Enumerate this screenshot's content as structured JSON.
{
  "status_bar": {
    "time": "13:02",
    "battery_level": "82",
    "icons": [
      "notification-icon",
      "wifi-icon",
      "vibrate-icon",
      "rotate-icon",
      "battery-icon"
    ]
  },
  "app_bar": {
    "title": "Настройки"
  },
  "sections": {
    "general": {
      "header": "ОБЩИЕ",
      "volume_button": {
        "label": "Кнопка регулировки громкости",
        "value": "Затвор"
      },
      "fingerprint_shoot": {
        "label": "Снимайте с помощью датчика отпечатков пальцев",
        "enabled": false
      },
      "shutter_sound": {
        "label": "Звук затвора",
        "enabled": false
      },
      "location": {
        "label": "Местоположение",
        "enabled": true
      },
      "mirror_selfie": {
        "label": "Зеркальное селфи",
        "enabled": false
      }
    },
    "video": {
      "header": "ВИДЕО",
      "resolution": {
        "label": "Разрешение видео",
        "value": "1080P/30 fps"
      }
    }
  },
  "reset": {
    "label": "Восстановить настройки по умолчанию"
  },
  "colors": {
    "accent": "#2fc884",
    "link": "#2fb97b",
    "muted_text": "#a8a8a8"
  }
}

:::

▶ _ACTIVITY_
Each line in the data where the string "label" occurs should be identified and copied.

▶ _EXPECTED OUTPUT_
        "label": "Кнопка регулировки громкости",
        "label": "Снимайте с помощью датчика отпечатков пальцев",
        "label": "Звук затвора",
        "label": "Местоположение",
        "label": "Зеркальное селфи",
        "label": "Разрешение видео",
    "label": "Восстановить настройки по умолчанию"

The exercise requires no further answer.